:: WHAT TO DO ::
Below are records. Copy every line with "ByLayer" in it.

Data records for software interfaces:
>>>>
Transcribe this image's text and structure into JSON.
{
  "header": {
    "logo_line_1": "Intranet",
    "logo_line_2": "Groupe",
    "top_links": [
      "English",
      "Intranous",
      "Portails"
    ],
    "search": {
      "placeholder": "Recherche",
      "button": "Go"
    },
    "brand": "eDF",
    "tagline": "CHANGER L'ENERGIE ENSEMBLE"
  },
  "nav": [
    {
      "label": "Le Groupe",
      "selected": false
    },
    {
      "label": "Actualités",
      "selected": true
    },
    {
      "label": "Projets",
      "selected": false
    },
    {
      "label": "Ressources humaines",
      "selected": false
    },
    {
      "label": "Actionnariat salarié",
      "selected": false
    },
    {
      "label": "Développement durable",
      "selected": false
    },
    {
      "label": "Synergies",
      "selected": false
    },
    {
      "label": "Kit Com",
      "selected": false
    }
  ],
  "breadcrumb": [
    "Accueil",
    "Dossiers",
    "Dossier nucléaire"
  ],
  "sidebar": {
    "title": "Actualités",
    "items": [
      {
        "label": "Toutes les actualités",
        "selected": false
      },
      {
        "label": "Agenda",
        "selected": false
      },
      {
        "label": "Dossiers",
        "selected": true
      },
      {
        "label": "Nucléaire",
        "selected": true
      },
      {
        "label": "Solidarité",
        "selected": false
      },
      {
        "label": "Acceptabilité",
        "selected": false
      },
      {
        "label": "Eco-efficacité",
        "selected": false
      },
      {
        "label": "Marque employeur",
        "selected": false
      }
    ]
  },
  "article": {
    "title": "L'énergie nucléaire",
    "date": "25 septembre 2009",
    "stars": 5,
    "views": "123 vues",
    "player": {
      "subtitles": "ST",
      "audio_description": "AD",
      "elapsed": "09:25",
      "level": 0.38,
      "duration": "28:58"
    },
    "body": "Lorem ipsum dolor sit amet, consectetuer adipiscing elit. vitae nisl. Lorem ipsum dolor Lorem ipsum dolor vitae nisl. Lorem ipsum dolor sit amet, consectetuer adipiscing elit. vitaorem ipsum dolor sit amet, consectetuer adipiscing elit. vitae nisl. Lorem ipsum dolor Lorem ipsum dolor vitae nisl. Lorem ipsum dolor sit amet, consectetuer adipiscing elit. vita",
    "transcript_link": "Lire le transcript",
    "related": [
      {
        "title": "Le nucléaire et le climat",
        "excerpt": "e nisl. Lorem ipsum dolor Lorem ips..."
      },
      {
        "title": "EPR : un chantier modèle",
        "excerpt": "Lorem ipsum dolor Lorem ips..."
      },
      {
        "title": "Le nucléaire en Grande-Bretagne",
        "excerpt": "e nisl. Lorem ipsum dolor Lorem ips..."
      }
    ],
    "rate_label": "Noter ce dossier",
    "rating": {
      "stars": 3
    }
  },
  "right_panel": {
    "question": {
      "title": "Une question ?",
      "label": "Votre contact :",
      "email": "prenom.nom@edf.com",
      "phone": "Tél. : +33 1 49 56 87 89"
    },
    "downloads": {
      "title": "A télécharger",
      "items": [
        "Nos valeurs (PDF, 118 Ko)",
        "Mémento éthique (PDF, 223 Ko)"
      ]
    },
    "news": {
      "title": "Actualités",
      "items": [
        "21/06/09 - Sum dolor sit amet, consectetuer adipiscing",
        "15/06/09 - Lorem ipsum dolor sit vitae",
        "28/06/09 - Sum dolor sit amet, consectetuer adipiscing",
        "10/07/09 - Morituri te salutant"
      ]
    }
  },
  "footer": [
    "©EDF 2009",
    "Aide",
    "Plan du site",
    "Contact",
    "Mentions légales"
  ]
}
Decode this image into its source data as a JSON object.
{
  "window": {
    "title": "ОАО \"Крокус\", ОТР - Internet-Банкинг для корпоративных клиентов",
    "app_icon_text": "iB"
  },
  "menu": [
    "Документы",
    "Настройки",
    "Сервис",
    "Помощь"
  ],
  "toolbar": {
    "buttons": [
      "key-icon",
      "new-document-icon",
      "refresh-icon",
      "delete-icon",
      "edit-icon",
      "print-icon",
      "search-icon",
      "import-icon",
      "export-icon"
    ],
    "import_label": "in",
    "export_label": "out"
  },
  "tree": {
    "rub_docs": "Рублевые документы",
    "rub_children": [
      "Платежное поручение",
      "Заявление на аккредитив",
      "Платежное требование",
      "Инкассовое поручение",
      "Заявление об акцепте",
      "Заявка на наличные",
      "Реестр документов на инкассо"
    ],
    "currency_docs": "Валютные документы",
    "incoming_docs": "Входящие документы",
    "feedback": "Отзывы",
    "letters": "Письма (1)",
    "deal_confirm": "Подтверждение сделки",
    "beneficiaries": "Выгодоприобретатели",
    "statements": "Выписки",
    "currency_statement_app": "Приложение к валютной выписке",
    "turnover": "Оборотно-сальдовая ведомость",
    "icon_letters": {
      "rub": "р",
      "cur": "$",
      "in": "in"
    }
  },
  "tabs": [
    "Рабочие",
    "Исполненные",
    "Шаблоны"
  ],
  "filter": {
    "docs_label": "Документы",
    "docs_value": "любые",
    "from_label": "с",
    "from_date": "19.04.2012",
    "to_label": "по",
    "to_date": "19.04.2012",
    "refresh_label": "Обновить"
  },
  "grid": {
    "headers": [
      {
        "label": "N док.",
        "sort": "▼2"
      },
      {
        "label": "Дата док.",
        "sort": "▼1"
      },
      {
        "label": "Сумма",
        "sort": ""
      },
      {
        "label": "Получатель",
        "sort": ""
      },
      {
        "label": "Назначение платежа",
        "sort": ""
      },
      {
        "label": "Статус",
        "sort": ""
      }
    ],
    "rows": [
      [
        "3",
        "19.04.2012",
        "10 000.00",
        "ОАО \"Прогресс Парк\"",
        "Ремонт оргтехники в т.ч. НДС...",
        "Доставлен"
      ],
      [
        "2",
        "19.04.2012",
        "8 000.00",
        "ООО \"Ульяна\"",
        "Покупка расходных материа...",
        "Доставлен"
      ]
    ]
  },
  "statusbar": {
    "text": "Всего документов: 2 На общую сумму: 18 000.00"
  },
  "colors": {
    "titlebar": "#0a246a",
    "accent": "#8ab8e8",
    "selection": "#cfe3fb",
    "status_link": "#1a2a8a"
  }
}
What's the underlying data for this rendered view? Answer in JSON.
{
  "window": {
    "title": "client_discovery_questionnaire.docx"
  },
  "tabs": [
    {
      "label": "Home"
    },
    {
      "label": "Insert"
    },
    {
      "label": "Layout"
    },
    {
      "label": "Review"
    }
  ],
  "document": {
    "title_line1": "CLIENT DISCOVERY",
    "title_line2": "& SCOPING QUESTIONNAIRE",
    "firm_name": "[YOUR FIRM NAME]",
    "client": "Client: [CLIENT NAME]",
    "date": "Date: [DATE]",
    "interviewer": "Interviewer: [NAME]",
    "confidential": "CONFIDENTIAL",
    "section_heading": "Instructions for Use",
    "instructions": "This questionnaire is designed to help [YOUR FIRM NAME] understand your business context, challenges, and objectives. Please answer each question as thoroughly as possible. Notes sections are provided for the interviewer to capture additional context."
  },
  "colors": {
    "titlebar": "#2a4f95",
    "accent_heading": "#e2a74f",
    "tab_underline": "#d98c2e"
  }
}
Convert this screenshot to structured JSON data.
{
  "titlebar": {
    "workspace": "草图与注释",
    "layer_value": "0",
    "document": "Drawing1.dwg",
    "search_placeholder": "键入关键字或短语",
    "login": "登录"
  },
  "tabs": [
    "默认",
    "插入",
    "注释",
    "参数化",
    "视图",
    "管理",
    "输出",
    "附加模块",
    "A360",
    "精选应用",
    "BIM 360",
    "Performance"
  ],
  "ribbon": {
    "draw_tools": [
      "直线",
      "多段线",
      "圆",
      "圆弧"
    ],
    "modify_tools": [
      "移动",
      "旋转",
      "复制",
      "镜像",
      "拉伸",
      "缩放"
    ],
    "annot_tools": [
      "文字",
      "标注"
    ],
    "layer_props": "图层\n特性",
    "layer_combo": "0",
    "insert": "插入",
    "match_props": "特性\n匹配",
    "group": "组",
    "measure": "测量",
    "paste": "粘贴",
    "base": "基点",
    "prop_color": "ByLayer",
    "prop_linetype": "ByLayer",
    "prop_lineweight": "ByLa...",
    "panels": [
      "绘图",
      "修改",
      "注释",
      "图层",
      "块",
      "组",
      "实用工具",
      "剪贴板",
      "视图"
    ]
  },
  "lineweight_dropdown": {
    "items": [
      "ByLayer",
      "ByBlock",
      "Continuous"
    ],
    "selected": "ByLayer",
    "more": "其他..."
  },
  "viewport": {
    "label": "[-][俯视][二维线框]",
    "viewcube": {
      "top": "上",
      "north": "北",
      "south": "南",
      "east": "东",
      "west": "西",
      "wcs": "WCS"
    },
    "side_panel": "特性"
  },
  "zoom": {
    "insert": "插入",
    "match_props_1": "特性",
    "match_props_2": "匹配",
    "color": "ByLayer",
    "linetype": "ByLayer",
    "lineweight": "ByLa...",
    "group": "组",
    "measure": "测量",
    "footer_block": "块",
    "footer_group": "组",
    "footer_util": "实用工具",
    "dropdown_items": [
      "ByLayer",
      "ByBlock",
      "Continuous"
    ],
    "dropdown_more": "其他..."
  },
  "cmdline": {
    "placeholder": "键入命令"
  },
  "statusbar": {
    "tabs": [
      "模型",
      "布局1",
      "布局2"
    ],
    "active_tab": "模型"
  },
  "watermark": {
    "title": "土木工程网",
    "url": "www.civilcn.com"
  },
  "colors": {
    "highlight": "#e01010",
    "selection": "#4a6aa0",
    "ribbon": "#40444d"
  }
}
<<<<
:: ANSWER BELOW ::
    "prop_color": "ByLayer",
    "prop_linetype": "ByLayer",
      "ByLayer",
    "selected": "ByLayer",
    "color": "ByLayer",
    "linetype": "ByLayer",
      "ByLayer",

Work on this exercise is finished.